Mills told SPIN recently that the new LP boasts a few more rockers in the vein of its 2008 predecessor, sprinkled with a helping of what he calls “some really slow, beautiful songs” and “some nice mid-tempo ones.” As long as those nice mid-tempo ones aren’t “nice” in the same way that Reveal was, it sounds like R.E.M. may be about to do something they haven’t done in nearly 20 years–put out two consecutive great records.

Gianmarc Manzione
gmanzione@culturespill.com

Best Albums of 2010 Series: “Crazy for You,” Best Coast

16th December

 bestcoast.jpg

Best Coast is Neko Case trapped inside a Jan & Dean song. They’re what happens when the Beach Boys’ “God Only Knows” agrees to a schoolyard throwdown with Wanda Jackson’s “Heard-headed Woman,” when the only thing you need to compliment your spiked lemonade on a blazing afternoon at the beach is an honest half-hour of syrupy surf pop and a good stereo to play it on.

They also are the bustling intersection somewhere in L.A. that witnessed the head-on collision of many bands over the years—Pocahaunted, Cold Wave, Mika Miko, Vivian Girls. Today the group has settled into its tight trio of Bobb Bruno, Ali Koehler and, most importantly, Bethany Cosentino, whose haunted vocals evoke visions of a plum horizon darkening at the edge of the sea in August as the V-shapes of birds swirl overhead.

It’s easy to criticize Best Coast’s latest LP Crazy for You for striking the single note of its sunny pop bias over and over again, but you can only feel that way about the record if you’re not listening closely enough. An evasive complexity lurks between these Pacific Ocean waves. “Boyfriend,” the record’s sublime and most recognizable single, joins the jangling atmospherics of Joy Division and The Cure with the 60s girl group pop of The Ronnettes, The Shangri-Las, or The Marvelettes, while “Bratty B” sounds like an outtake from Hole’s Live Through This recorded deep inside an echo chamber. And if equally majestic tracks like “I Want To,” “Crazy for You” or “The End” merely lengthen the same recipe, they also illustrate the band’s genius for shining the light of their sound through a prism of countless colors.
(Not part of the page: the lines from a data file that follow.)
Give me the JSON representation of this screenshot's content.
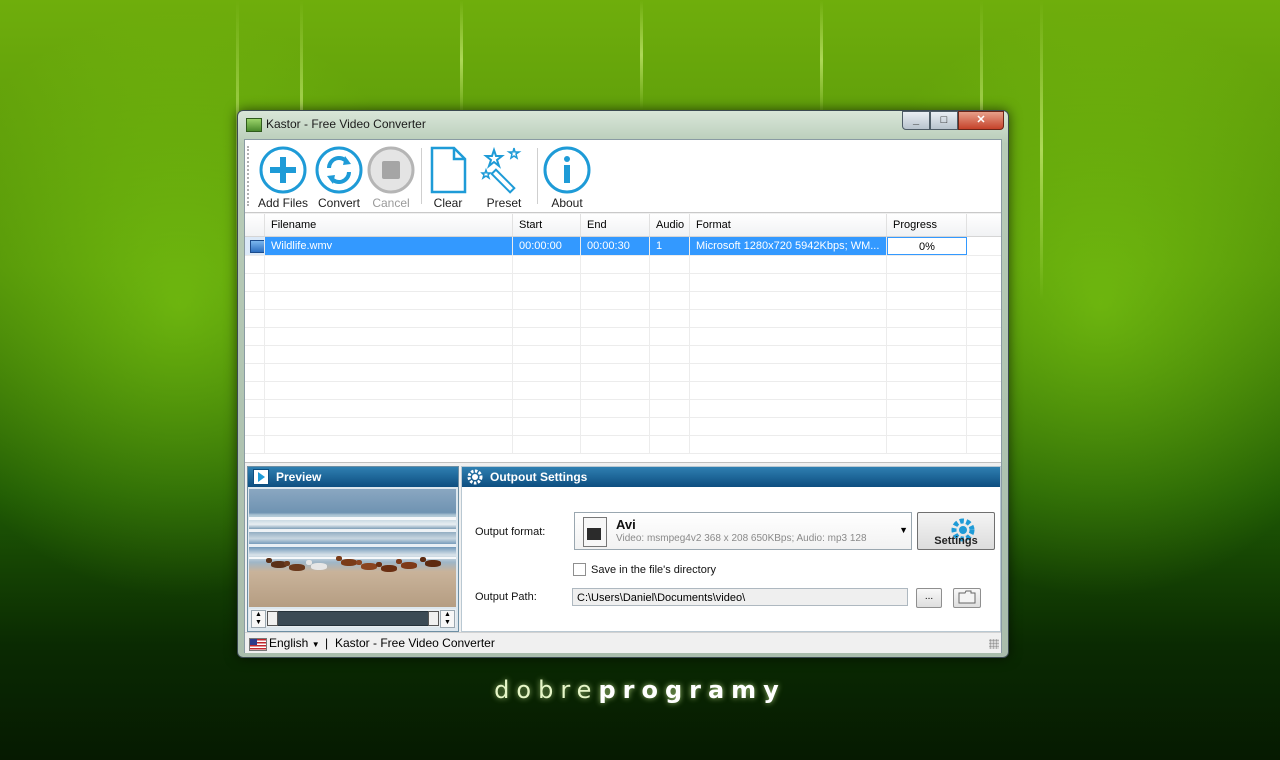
{
  "window": {
    "title": "Kastor - Free Video Converter"
  },
  "toolbar": {
    "add_files": "Add Files",
    "convert": "Convert",
    "cancel": "Cancel",
    "clear": "Clear",
    "preset": "Preset",
    "about": "About"
  },
  "grid": {
    "columns": [
      "Filename",
      "Start",
      "End",
      "Audio",
      "Format",
      "Progress"
    ],
    "rows": [
      {
        "filename": "Wildlife.wmv",
        "start": "00:00:00",
        "end": "00:00:30",
        "audio": "1",
        "format": "Microsoft 1280x720 5942Kbps; WM...",
        "progress": "0%"
      }
    ]
  },
  "preview": {
    "title": "Preview"
  },
  "settings": {
    "title": "Outpout Settings",
    "output_format_label": "Output format:",
    "format_name": "Avi",
    "format_desc": "Video: msmpeg4v2 368 x 208 650KBps; Audio: mp3 128",
    "settings_button": "Settings",
    "save_in_dir_label": "Save in the file's directory",
    "output_path_label": "Output Path:",
    "output_path": "C:\\Users\\Daniel\\Documents\\video\\",
    "browse_button": "...",
    "open_folder_icon": "folder-icon"
  },
  "statusbar": {
    "language": "English",
    "separator": "|",
    "app_name": "Kastor - Free Video Converter"
  },
  "brand": {
    "light": "dobre",
    "bold": "programy"
  },
  "colors": {
    "accent": "#1e9bd7",
    "selection": "#3399ff",
    "panel_header": "#0d4e80"
  }
}
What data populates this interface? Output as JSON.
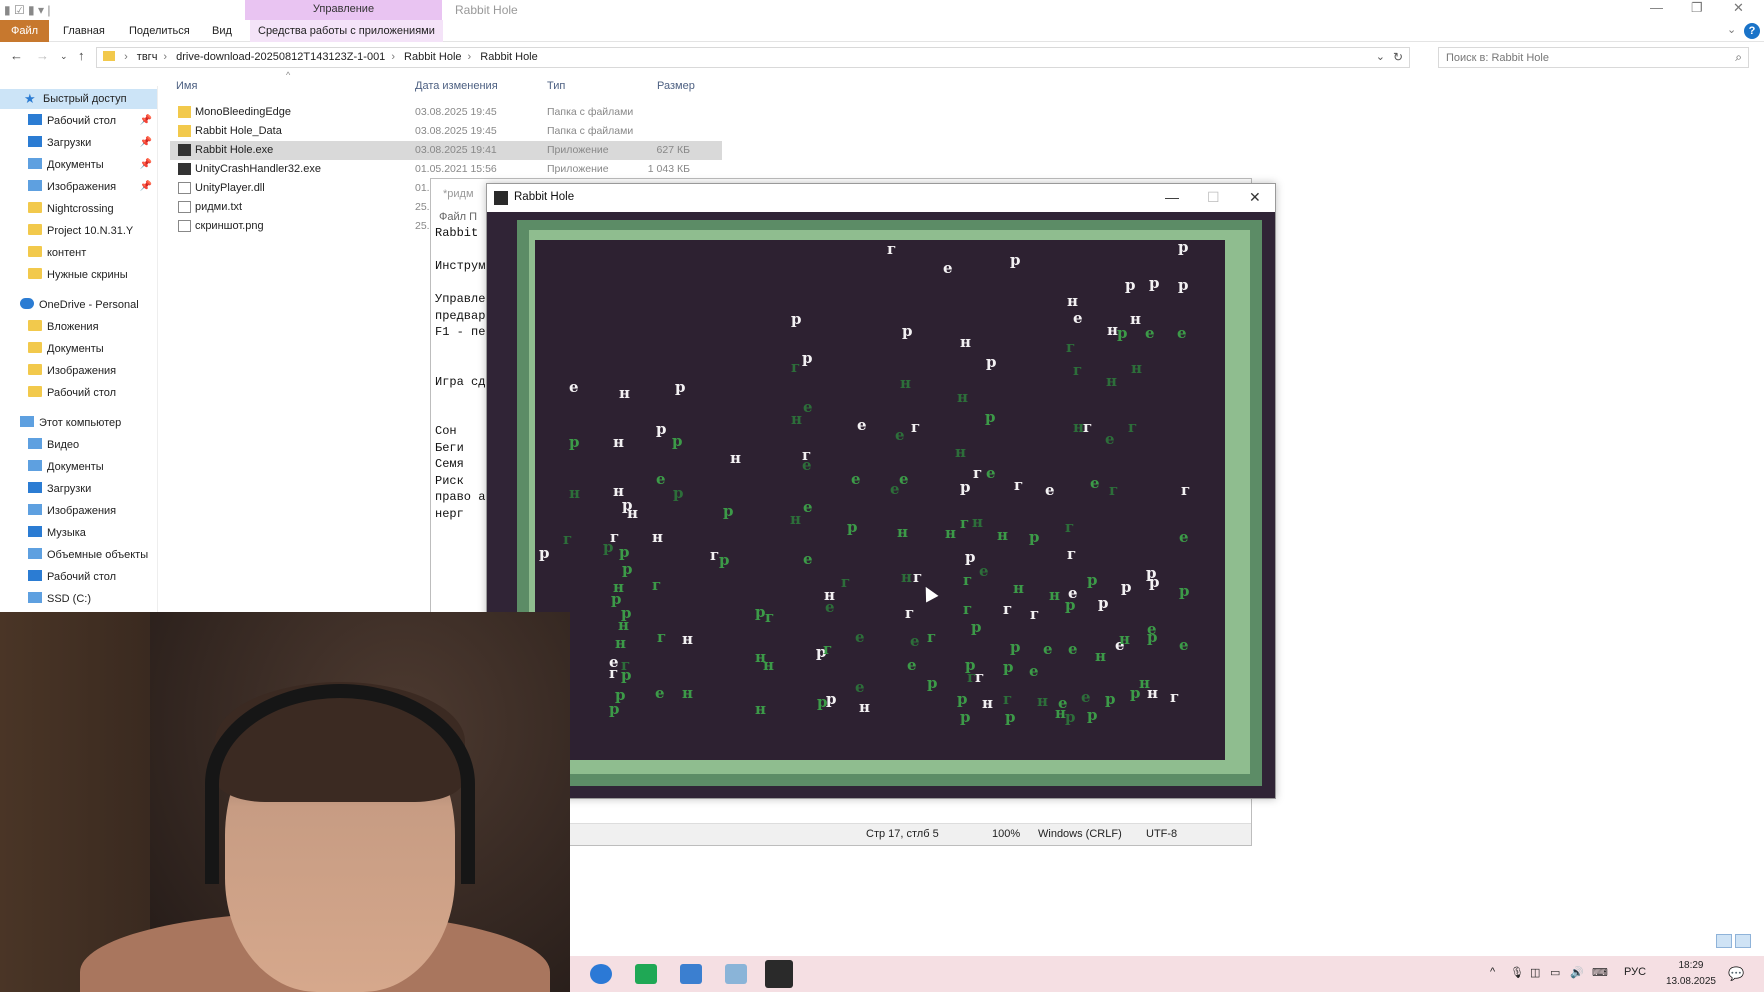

That is the very genius on which some of the greatest bands in history have founded their fortunes. Pair any two singles by the Stones or the Beach Boys against each other and you’ll hear songs that differ from one another about as much as sorrow differs from sadness. We can begrudge them for it, sure, but they’ve been laughing their critics all the way to the nearest bank for half a century now. Really, who are we kidding? It works, and don’t pretend like either band hasn’t taken your money too at one point or another.

Even if Crazy for You seems to spend much of its mere 30 minutes in length looking as far back in time as the band’s previous records have, it also breathes new life into glories attained and abandoned by peers such as The Thrills and their own ode to the “best coast,” So Much for the City. This record may be steeped in sounds excavated long ago by the influences they brandish like a badge, but somehow that’s exactly why it is such a fresh, inviting and welcome listen. And it helps that there is not a single bum track on the whole damned album.

Gianmarc Manzione
gmanzione@culturespill.com